(Dataset items)

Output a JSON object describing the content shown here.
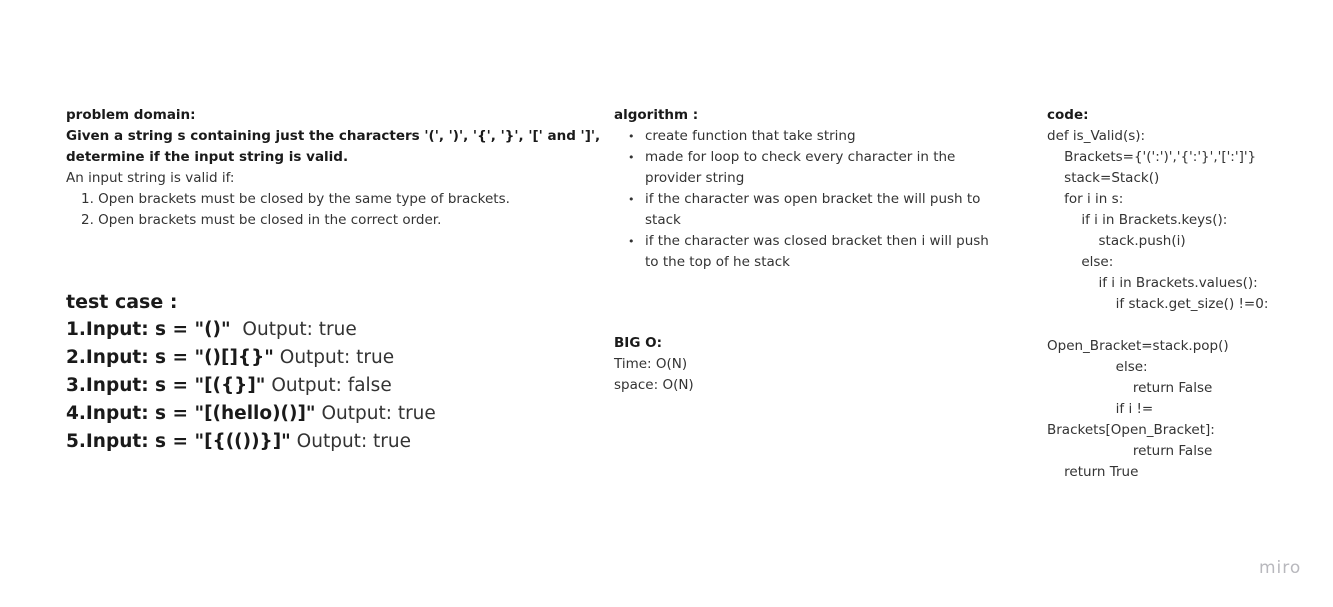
{
  "problem": {
    "heading": "problem domain:",
    "desc_line1": "Given a string s containing just the characters '(', ')', '{', '}', '[' and ']',",
    "desc_line2": "determine if the input string is valid.",
    "intro": "An input string is valid if:",
    "rules": [
      "1. Open brackets must be closed by the same type of brackets.",
      "2. Open brackets must be closed in the correct order."
    ]
  },
  "tests": {
    "heading": "test case :",
    "cases": [
      {
        "input": "1.Input: s = \"()\"",
        "output": "  Output: true"
      },
      {
        "input": "2.Input: s = \"()[]{}\"",
        "output": " Output: true"
      },
      {
        "input": "3.Input: s = \"[({}]\"",
        "output": " Output: false"
      },
      {
        "input": "4.Input: s = \"[(hello)()]\"",
        "output": " Output: true"
      },
      {
        "input": "5.Input: s = \"[{(())}]\"",
        "output": " Output: true"
      }
    ]
  },
  "algorithm": {
    "heading": "algorithm :",
    "bullet": "•",
    "steps": [
      "create function that take string",
      "made for loop to check every character in  the provider string",
      "if the character was open bracket the will push to stack",
      "if the character was closed bracket then i will push to the top of he stack"
    ]
  },
  "bigo": {
    "heading": "BIG O:",
    "time": "Time: O(N)",
    "space": "space: O(N)"
  },
  "code": {
    "heading": "code:",
    "lines": [
      "def is_Valid(s):",
      "    Brackets={'(':')','{':'}','[':']'}",
      "    stack=Stack()",
      "    for i in s:",
      "        if i in Brackets.keys():",
      "            stack.push(i)",
      "        else:",
      "            if i in Brackets.values():",
      "                if stack.get_size() !=0:",
      "",
      "Open_Bracket=stack.pop()",
      "                else:",
      "                    return False",
      "                if i !=",
      "Brackets[Open_Bracket]:",
      "                    return False",
      "    return True"
    ]
  },
  "logo": "miro"
}
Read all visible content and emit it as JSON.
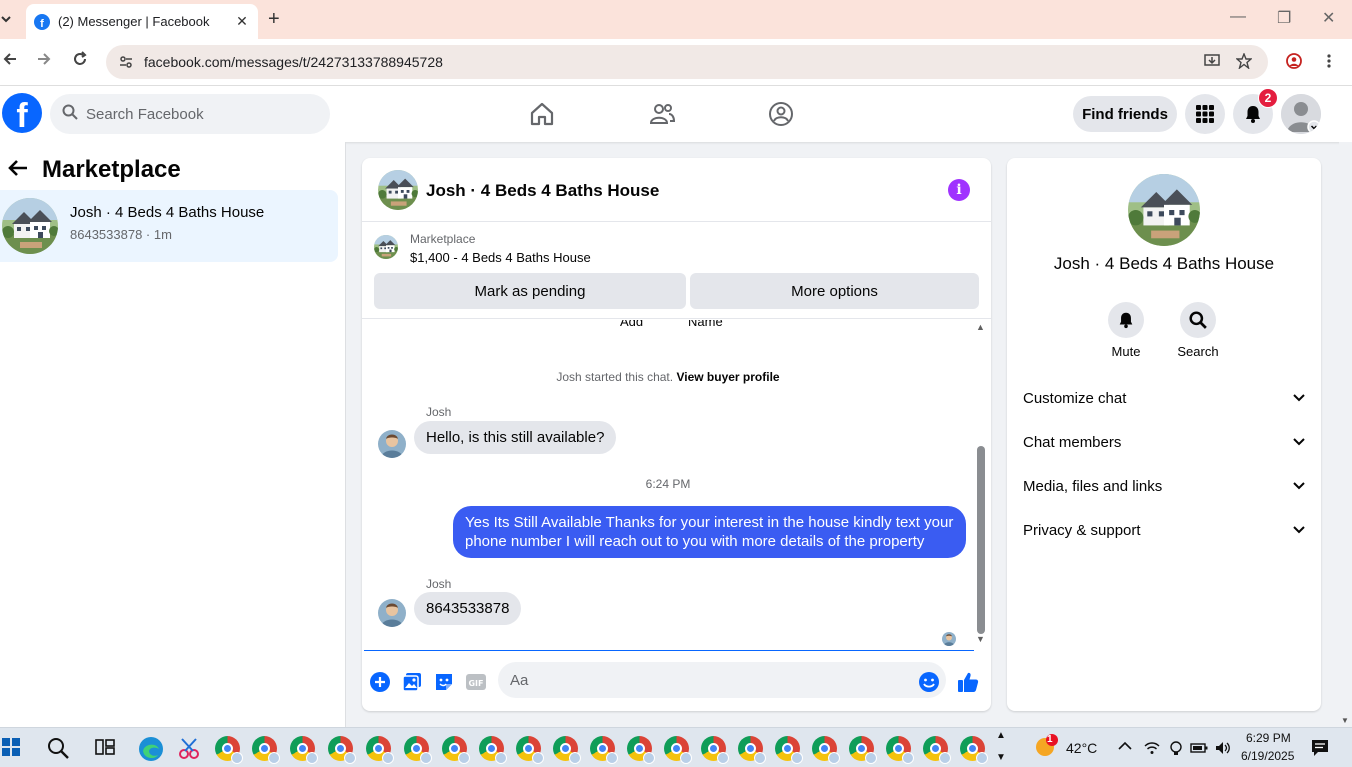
{
  "browser": {
    "tab_title": "(2) Messenger | Facebook",
    "url": "facebook.com/messages/t/24273133788945728"
  },
  "header": {
    "search_placeholder": "Search Facebook",
    "find_friends": "Find friends",
    "notification_count": "2"
  },
  "sidebar": {
    "title": "Marketplace",
    "conversation": {
      "name": "Josh · 4 Beds 4 Baths House",
      "subtitle": "8643533878 · 1m"
    }
  },
  "chat": {
    "title": "Josh · 4 Beds 4 Baths House",
    "marketplace_label": "Marketplace",
    "listing": "$1,400 - 4 Beds 4 Baths House",
    "mark_pending": "Mark as pending",
    "more_options": "More options",
    "cutoff_left": "Add",
    "cutoff_right": "Name",
    "system_text": "Josh started this chat.",
    "system_link": "View buyer profile",
    "messages": [
      {
        "sender": "Josh",
        "text": "Hello, is this still available?"
      },
      {
        "time": "6:24 PM"
      },
      {
        "text": "Yes Its Still Available Thanks for your interest in the house kindly text your phone number I will reach out to you with more details of the property"
      },
      {
        "sender": "Josh",
        "text": "8643533878"
      }
    ],
    "composer_placeholder": "Aa"
  },
  "details": {
    "name": "Josh · 4 Beds 4 Baths House",
    "mute": "Mute",
    "search": "Search",
    "sections": [
      "Customize chat",
      "Chat members",
      "Media, files and links",
      "Privacy & support"
    ]
  },
  "taskbar": {
    "temperature": "42°C",
    "time": "6:29 PM",
    "date": "6/19/2025",
    "weather_badge": "1"
  },
  "colors": {
    "fb_blue": "#0866ff",
    "outgoing_bubble": "#3a5cf2",
    "selected_conv": "#ebf5ff",
    "info_purple": "#a033ff"
  }
}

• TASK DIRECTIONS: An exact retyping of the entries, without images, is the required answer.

• YOUR RESPONSE:
Output a JSON object describing the content shown here.
{
  "problem": {
    "heading": "problem domain:",
    "desc_line1": "Given a string s containing just the characters '(', ')', '{', '}', '[' and ']',",
    "desc_line2": "determine if the input string is valid.",
    "intro": "An input string is valid if:",
    "rules": [
      "1. Open brackets must be closed by the same type of brackets.",
      "2. Open brackets must be closed in the correct order."
    ]
  },
  "tests": {
    "heading": "test case :",
    "cases": [
      {
        "input": "1.Input: s = \"()\"",
        "output": "  Output: true"
      },
      {
        "input": "2.Input: s = \"()[]{}\"",
        "output": " Output: true"
      },
      {
        "input": "3.Input: s = \"[({}]\"",
        "output": " Output: false"
      },
      {
        "input": "4.Input: s = \"[(hello)()]\"",
        "output": " Output: true"
      },
      {
        "input": "5.Input: s = \"[{(())}]\"",
        "output": " Output: true"
      }
    ]
  },
  "algorithm": {
    "heading": "algorithm :",
    "bullet": "•",
    "steps": [
      "create function that take string",
      "made for loop to check every character in  the provider string",
      "if the character was open bracket the will push to stack",
      "if the character was closed bracket then i will push to the top of he stack"
    ]
  },
  "bigo": {
    "heading": "BIG O:",
    "time": "Time: O(N)",
    "space": "space: O(N)"
  },
  "code": {
    "heading": "code:",
    "lines": [
      "def is_Valid(s):",
      "    Brackets={'(':')','{':'}','[':']'}",
      "    stack=Stack()",
      "    for i in s:",
      "        if i in Brackets.keys():",
      "            stack.push(i)",
      "        else:",
      "            if i in Brackets.values():",
      "                if stack.get_size() !=0:",
      "",
      "Open_Bracket=stack.pop()",
      "                else:",
      "                    return False",
      "                if i !=",
      "Brackets[Open_Bracket]:",
      "                    return False",
      "    return True"
    ]
  },
  "logo": "miro"
}
Read all visible content and emit it as JSON.
{
  "browser": {
    "tab_title": "(2) Messenger | Facebook",
    "url": "facebook.com/messages/t/24273133788945728"
  },
  "header": {
    "search_placeholder": "Search Facebook",
    "find_friends": "Find friends",
    "notification_count": "2"
  },
  "sidebar": {
    "title": "Marketplace",
    "conversation": {
      "name": "Josh · 4 Beds 4 Baths House",
      "subtitle": "8643533878 · 1m"
    }
  },
  "chat": {
    "title": "Josh · 4 Beds 4 Baths House",
    "marketplace_label": "Marketplace",
    "listing": "$1,400 - 4 Beds 4 Baths House",
    "mark_pending": "Mark as pending",
    "more_options": "More options",
    "cutoff_left": "Add",
    "cutoff_right": "Name",
    "system_text": "Josh started this chat.",
    "system_link": "View buyer profile",
    "messages": [
      {
        "sender": "Josh",
        "text": "Hello, is this still available?"
      },
      {
        "time": "6:24 PM"
      },
      {
        "text": "Yes Its Still Available Thanks for your interest in the house kindly text your phone number I will reach out to you with more details of the property"
      },
      {
        "sender": "Josh",
        "text": "8643533878"
      }
    ],
    "composer_placeholder": "Aa"
  },
  "details": {
    "name": "Josh · 4 Beds 4 Baths House",
    "mute": "Mute",
    "search": "Search",
    "sections": [
      "Customize chat",
      "Chat members",
      "Media, files and links",
      "Privacy & support"
    ]
  },
  "taskbar": {
    "temperature": "42°C",
    "time": "6:29 PM",
    "date": "6/19/2025",
    "weather_badge": "1"
  },
  "colors": {
    "fb_blue": "#0866ff",
    "outgoing_bubble": "#3a5cf2",
    "selected_conv": "#ebf5ff",
    "info_purple": "#a033ff"
  }
}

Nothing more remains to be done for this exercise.